[GIVEN DATA Boundary: Start]

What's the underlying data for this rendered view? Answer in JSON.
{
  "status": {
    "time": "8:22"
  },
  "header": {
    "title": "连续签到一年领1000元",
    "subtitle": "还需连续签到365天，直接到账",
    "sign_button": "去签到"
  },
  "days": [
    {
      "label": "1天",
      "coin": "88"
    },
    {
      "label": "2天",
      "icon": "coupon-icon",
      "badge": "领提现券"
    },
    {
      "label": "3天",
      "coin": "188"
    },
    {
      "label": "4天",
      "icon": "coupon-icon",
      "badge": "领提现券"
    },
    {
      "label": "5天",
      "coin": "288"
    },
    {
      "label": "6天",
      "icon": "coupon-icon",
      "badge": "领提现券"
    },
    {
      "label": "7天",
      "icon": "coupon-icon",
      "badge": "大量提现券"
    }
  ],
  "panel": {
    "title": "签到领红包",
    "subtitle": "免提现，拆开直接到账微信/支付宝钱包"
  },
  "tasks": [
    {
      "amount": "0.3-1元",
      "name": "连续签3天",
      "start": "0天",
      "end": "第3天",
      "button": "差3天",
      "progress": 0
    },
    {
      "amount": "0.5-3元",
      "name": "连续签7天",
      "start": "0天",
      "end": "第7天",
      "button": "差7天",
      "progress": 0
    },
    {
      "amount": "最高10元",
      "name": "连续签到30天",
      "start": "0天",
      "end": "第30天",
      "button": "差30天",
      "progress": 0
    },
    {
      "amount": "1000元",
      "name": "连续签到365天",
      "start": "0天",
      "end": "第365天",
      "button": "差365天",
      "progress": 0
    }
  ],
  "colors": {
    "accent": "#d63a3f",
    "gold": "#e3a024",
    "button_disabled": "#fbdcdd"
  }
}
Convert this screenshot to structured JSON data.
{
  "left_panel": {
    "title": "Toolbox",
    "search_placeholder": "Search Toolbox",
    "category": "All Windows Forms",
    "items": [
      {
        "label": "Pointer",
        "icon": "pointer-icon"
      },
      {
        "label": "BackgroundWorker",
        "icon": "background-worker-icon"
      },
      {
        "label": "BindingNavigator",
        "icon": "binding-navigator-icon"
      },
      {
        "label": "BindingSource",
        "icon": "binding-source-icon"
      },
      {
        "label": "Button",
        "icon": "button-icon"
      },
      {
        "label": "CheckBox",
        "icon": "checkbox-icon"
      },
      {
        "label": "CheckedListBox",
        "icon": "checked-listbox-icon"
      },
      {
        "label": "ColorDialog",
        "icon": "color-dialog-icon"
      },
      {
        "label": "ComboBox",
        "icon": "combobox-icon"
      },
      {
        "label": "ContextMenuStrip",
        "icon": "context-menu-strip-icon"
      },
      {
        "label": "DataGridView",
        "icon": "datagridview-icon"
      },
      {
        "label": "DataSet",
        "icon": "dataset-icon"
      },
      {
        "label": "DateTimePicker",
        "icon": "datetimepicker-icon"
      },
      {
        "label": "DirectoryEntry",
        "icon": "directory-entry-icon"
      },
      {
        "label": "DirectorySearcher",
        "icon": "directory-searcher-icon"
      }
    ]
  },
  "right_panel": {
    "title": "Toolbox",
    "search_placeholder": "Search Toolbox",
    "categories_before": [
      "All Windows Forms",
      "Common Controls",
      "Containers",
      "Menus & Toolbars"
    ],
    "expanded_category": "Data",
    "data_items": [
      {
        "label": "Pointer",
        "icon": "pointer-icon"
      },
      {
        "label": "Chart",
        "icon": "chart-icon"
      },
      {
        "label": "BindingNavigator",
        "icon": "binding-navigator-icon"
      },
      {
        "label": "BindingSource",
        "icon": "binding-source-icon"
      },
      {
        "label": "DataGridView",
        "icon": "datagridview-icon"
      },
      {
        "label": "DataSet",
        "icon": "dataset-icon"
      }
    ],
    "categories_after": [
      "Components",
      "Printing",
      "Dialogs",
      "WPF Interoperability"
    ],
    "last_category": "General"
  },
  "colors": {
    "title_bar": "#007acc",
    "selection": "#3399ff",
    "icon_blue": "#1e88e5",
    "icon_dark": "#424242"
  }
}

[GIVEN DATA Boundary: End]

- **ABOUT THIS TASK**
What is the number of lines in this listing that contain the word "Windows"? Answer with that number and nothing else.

- **EXERCISE OUTPUT**
2